The human mind is infinite. It has no mass and therefore has no boundaries, other than limits imposed upon it by the self. If the self will abandon these limits and open up the mind to all possibilities then there is nothing that cannot be achieved.
This is good news for the creative writer. It means that the writer's imagination can also be boundless and achieve anything.
Everything the writer has ever seen, read, heard or experienced is stored in the vast storehouse of his subconscious mind. It is probably stored in a haphazard fashion, rather like the way a computer stores data, if not instructed otherwise. Because of that, the majority of memories and information are not readily available to the conscious mind. This is obviously a good thing. We must forget to stay sane.
Therefore a limitless virtual library of ideas exists in the subconscious mind waiting to be exploited. How can the writer tap into this abundance?

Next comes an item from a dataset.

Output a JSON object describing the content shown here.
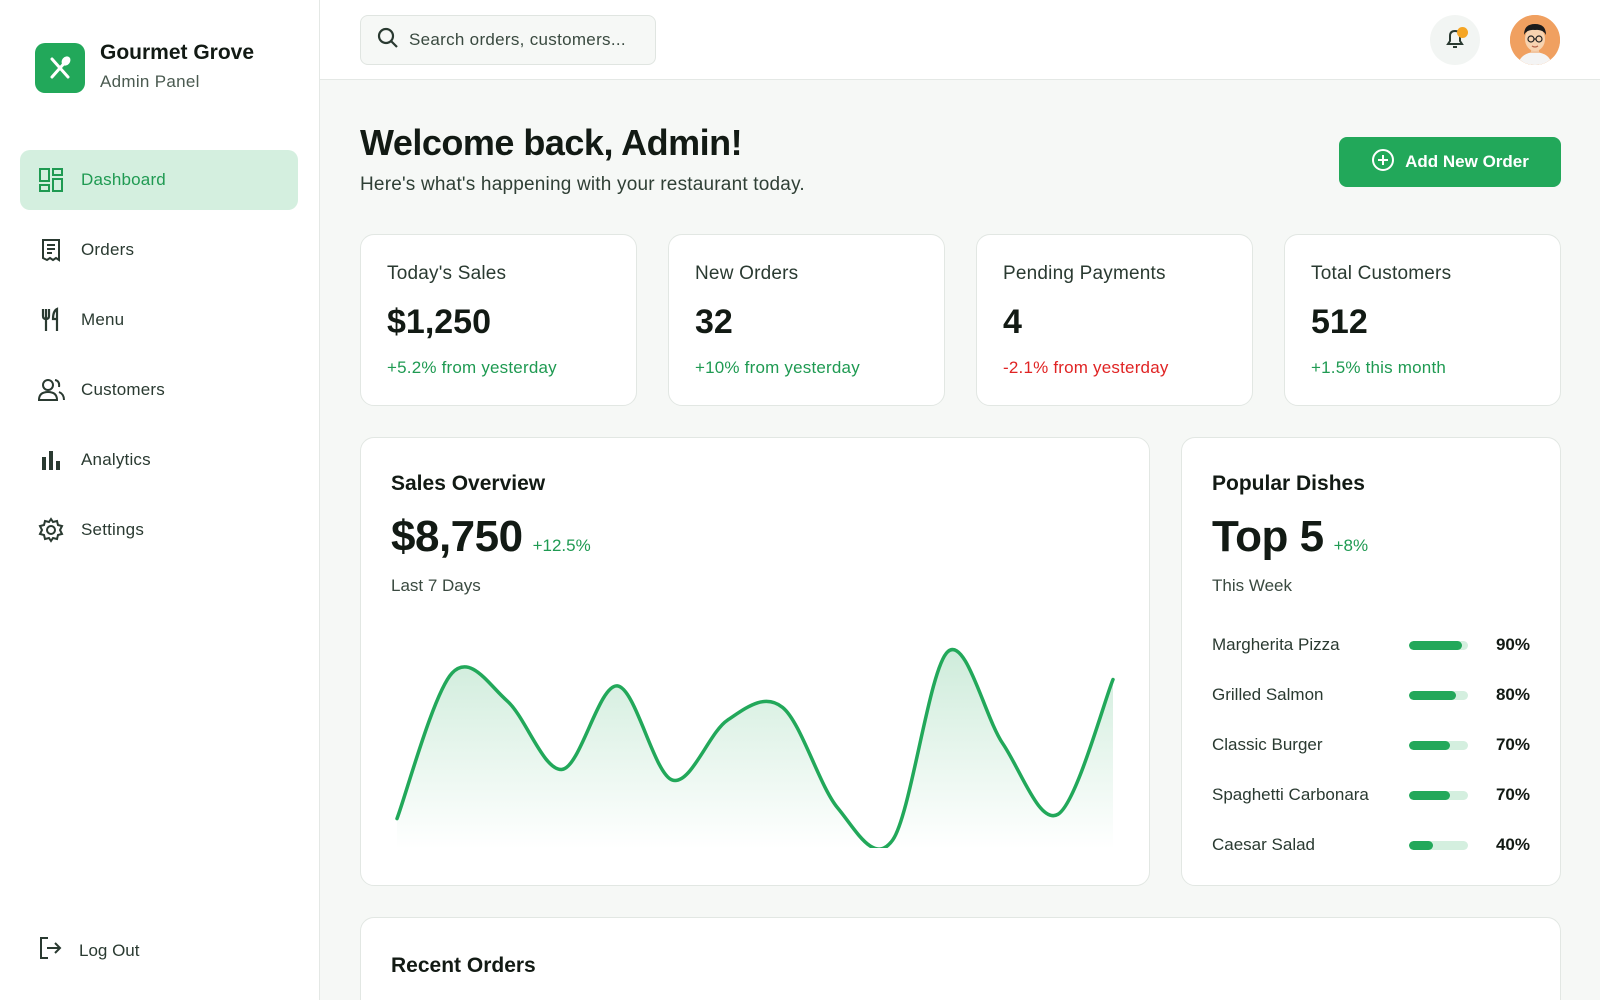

One way is with visualisation. Visualisation is a tool that may only be used by open minds. A writer must try to visualise his success, visualise his book on the shelves at the bookshop; visualise book signings and winning awards. The more he visualises his success the more he persuades both his conscious mind and his subconscious to act to bring about these events.
The successful creative writer is one who is prepared to think outside the box and has utter faith in his own talent. That same faith will allow him to excavate his subconscious mind to find riches. To tap into your own virtual library of ideas one must use the imagination again. Try this exercise at night just before sleep.
Close your eyes and see in your mind's eye that you are standing before an elevator. The doors open and you step inside. The elevator rises and then stops. The doors open and you step out.
You find yourself in a vast space filled with storage shelves. You look ahead of you and see that the shelves form a corridor that goes off into infinity. Very shelf is crammed with document folders. You walk down this corridor until you come to a junction. If you turn your gaze either left or right more corridors of shelves branch off into the distance.
You know with certainty that in each of these millions of folders is an idea, all of them belonging to you. You need only reach up and take a folder from a shelf. Take down a folder at random and then another and another, as many as you want. You know without doubt that these ideas you have chosen will assist you when next you sit down to write. You turn and there is the elevator door again. You descend carrying your precious folders under your arm.
To help this exercise be more effective, couple it with exact instructions to your subconscious to work on your behalf as you sleep. It never sleeps, of course, and if not prompted to engage in certain tasks, will just idle over while you sleep; just passing you jumbled information in your dreams. Give it something specific to do.
When you have gathered your ideas folders from your virtual library, and just as you begin to drift into sleep, speak to your subconscious. You may consider this fanciful, but you and your subconscious are one. And if you are wise you will be in command of yourself.
Speak, out loud if need be, if you sleep alone. Silently, otherwise. Your instructions to your subconscious must be forcefully put. Demand that it pay attention. Issue the instructions something like this:
"Subconscious, listen to my instructions and obey. You will work on the ideas I have collected. When next I sit down to write you will see to it that words, phrases and ideas flow easily and without effort. Do you understand? Then get on with it."
Switch off then and sleep. There will not, of course, be a miraculous development when you wake, but when you sit to write you should feel a surge of mental energy. The more often you command your subconscious to assist you in your writing the stronger will be the results.
The subconscious mind is vast; its workings mysterious and fascinating. Be the master of your subconscious, and reap the rewards.